Hanzane: We prime and paint directly on the wood surface and finish it with a heavy-duty sealer. Each board is unique. We will also create custom designs based on the customer’s idea and preference. Chris (Siemens) does a lot of the art but we have art from Laura Klassen, Tessa Nickel, Catherine Bennington, Nick, and several others.

The artists at the We Have So Much To Give open-air showcase
The artists at the We Have So Much To Give open-air showcase

hanzane3CK: If someone wants to have you create a new original design, is that an extra charge?

Hanzane: We charge about ten bucks extra for that.

CK: So, for ten dollars I could get an original custom design, and the board is still cheaper than the competition’s?

Hanzane: Exactly, We pride ourselves in every board being different. There are a lot of companies -skateboard, skimboard, snowboard- who just do lines of standard identical boards. We do create some stencils, which are reusable, but none of them is identical.

hanzane1

CK: Your stencilled boards remind me of POGs! They’re all a little different. I want to collect them all.

Hanzane: [Laughs] That’s awesome!

CK: Do you have a website that people can buy from?

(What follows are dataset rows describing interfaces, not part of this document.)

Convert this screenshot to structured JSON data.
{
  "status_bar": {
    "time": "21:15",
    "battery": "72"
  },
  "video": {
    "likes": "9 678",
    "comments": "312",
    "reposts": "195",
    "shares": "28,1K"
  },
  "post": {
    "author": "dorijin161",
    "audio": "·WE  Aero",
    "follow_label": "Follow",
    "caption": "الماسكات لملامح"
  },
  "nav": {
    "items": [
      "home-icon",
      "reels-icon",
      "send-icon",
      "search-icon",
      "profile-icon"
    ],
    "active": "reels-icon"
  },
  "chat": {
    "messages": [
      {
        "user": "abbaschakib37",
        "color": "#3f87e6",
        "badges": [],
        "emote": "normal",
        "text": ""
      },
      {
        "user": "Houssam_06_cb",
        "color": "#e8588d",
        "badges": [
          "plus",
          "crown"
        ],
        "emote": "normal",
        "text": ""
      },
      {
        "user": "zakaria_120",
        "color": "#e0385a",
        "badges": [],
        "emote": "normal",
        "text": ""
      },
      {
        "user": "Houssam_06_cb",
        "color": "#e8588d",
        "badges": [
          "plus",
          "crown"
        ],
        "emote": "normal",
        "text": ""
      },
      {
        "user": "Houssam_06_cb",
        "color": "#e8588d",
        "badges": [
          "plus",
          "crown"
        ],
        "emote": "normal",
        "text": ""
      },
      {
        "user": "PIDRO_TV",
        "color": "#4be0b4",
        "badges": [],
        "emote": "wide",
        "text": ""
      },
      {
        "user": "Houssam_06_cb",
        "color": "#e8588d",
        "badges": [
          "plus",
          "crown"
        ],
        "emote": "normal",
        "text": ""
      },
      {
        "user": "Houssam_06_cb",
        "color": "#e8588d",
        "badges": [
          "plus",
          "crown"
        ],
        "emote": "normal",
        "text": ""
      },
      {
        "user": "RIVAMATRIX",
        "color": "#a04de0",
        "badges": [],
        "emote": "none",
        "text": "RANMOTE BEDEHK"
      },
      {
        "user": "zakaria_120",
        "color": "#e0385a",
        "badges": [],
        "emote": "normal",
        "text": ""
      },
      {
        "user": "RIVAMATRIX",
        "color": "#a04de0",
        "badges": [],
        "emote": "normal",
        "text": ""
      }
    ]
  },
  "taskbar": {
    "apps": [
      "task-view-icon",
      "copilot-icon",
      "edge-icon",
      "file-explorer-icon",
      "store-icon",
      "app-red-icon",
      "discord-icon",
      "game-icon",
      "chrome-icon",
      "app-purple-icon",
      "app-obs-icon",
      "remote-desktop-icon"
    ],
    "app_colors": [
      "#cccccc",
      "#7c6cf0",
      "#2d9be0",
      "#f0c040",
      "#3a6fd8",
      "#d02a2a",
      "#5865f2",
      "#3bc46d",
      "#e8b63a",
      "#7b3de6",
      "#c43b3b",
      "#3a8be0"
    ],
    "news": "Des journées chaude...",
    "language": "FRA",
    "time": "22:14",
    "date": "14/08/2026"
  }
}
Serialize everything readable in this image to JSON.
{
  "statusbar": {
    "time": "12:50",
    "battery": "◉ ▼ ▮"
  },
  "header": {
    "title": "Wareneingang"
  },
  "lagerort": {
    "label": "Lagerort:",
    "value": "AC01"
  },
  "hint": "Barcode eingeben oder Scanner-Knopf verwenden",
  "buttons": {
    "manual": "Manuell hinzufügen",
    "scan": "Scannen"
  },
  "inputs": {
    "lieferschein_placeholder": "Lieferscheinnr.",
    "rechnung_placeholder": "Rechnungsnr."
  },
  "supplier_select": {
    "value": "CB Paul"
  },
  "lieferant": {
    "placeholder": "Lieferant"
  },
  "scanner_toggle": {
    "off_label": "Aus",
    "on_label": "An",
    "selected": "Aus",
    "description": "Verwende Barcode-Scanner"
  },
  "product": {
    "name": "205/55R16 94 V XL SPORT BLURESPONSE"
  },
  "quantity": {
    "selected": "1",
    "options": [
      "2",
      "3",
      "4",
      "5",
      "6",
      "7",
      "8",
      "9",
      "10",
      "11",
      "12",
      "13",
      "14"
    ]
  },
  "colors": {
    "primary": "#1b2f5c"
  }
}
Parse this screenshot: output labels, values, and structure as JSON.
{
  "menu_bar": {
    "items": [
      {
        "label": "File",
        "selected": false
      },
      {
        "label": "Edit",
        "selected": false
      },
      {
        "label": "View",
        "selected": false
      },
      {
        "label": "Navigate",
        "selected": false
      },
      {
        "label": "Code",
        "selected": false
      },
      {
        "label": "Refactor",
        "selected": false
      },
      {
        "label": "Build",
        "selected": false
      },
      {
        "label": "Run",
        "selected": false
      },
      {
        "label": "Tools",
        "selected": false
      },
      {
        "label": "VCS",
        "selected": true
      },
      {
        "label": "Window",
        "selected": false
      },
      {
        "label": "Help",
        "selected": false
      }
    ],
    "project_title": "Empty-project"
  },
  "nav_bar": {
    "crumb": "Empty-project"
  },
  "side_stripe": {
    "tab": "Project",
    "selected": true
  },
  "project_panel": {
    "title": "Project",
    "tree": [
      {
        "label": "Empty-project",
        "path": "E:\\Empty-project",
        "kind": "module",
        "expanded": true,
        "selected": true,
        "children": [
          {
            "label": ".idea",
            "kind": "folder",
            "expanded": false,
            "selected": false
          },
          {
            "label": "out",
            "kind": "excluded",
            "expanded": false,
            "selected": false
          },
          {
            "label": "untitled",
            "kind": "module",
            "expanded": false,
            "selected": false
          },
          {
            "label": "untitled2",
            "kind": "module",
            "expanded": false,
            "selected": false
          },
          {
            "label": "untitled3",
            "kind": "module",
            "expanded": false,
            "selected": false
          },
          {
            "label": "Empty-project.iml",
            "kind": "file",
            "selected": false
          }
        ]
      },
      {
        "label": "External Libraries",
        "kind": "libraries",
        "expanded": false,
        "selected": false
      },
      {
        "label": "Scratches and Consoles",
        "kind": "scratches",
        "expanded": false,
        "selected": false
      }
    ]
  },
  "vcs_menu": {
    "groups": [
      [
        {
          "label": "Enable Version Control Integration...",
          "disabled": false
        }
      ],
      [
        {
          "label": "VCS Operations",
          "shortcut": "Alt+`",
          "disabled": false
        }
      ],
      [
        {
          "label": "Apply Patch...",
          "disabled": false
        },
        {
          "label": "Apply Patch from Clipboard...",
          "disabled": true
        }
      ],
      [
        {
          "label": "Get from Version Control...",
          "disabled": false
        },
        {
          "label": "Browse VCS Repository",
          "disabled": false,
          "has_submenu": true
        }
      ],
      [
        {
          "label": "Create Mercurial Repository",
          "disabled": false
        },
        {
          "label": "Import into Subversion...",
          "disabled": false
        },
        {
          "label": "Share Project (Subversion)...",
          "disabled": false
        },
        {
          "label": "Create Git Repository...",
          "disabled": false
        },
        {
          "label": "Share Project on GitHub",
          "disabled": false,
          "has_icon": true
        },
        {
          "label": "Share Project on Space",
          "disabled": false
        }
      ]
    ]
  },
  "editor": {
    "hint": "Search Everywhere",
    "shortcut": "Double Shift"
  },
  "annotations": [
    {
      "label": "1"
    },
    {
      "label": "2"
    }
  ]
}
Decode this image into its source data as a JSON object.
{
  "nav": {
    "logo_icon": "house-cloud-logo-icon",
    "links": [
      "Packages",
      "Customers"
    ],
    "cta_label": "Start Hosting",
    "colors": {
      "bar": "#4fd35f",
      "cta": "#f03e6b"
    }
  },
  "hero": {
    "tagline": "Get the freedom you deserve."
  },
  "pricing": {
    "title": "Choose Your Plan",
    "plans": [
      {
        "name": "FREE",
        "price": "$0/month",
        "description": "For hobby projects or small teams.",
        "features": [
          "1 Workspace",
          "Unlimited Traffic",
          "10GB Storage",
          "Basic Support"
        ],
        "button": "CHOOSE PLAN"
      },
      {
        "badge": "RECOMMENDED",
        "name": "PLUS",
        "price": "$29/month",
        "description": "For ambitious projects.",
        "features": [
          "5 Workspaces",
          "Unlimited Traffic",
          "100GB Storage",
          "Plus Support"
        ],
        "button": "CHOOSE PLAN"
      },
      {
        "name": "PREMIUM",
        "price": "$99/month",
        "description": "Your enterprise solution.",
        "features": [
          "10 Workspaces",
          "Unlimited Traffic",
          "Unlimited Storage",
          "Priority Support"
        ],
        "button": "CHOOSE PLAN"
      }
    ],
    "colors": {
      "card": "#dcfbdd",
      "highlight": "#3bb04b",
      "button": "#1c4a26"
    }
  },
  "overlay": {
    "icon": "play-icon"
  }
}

Hanzane: The majority of our boards have sold to people in the local area but we’re beginning to get request from other provinces. Our boards sell through a website called skimbc.com

We have a lot of fun doing this. It’s something we enjoy and we try to make a point to not worry too much about making a profit but in taking joy in the riding and making of skimboards and making sure that those two things never become disconnected. We don’t want to turn into a factory that cranks them out and doesn’t care about what happens afterward. We love making things by hand and doing it ourselves rather than outsourcing. We also try to make a point of connecting and communicating with each customer so the whole process is congruent. Our focus is doing skimboarding and woodworking well.

Find Hanzane on Facebook. 

hanzane2
Art by Jon Janzen (Sunblind)

Brocken Spectre @ Converge Magazine Social

Brocken Spectre (Colin Ablitt, Nic Campbell, Colin Campbell, Scott Bjerkness) played our Converge Magazine social on Saturday, June 2, at the gorgeous Five Stones Church in New Westminster (exposed brick, hardwood floors, right on the river).

Playing an unfamiliar venue to a largely-unfamiliar crowd can be a big challenge. Being a social event with appetizers aplenty and drinks flowing, everyone is already pretty chatty. But halfway through their first song, “Parallel Dances“, something magical happened. A stillness was setting over the room; everyone was tuning in. A couple minutes later, and a big round of applause for a band that barely anyone in the room knew (yet).

Brocken Spectre will be playing a show with In Contra and Aida Saturday, June 16 at the Southside Community Church venue. Doors open at 6:39. Tickets are well-worth it at $10.

Russ Rosen @ Granville Island Backstage Lounge

The Russ Rosen Band is playing April 22 at Backstage Lounge on Granville Island. Doors at 7:00 pm.

Opening up the evening is the amazing reggae/dancehall/gospel artist Ezra Kwizera.

Come for the afternoon and enjoy all that Granville Island has to offer. Then settle in for an evening of story and song from Russ’s new recording “Waiting For Abraham” with musicians Brett Ziegler, Chad Bjorgan and Jonathan Perkins.

Tickets $8.00 or $20 with a CD.

Facebook event link: http://www.facebook.com/events/329673780419492/

Ezra Kwizera
Ezra Kwizera
Russ Rosen Band
Russ Rosen Band Event Poster